* _Work item_: Output the data in full. Keep every word exact and exclude the pictures.
----------------
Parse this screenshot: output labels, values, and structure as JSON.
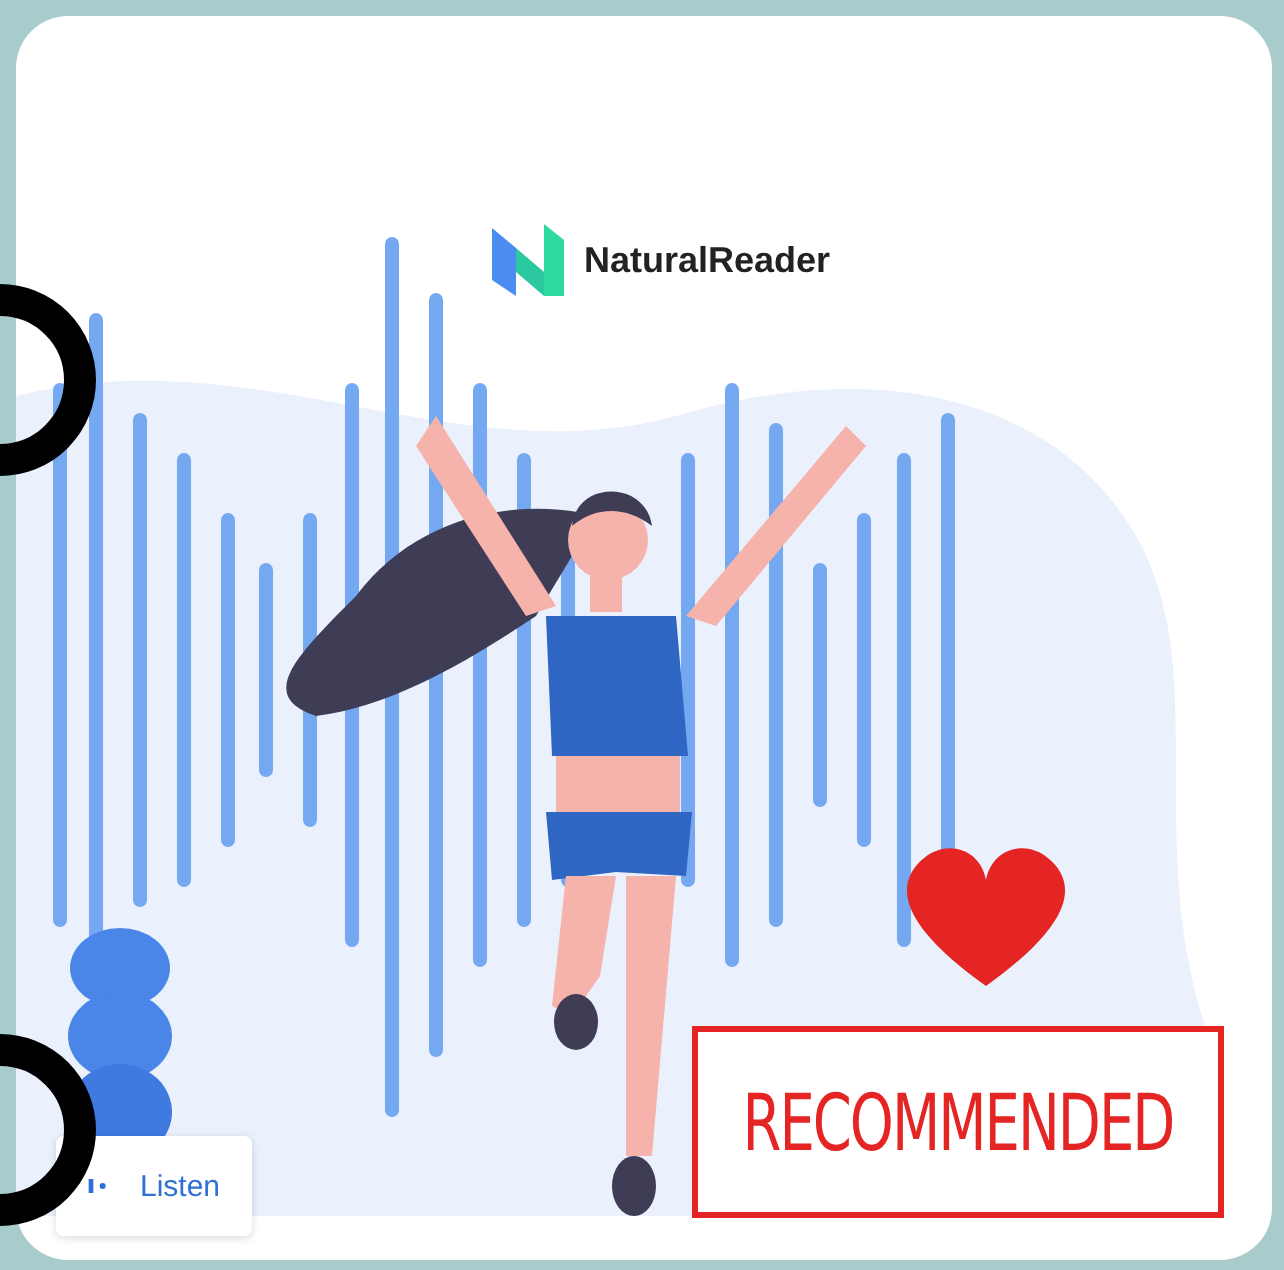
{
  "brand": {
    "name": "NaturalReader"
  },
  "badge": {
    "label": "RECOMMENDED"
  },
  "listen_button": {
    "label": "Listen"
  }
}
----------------
* _Expected output_:
Parse this screenshot: output labels, values, and structure as JSON.
{
  "brand": {
    "name": "NaturalReader"
  },
  "badge": {
    "label": "RECOMMENDED"
  },
  "listen_button": {
    "label": "Listen"
  }
}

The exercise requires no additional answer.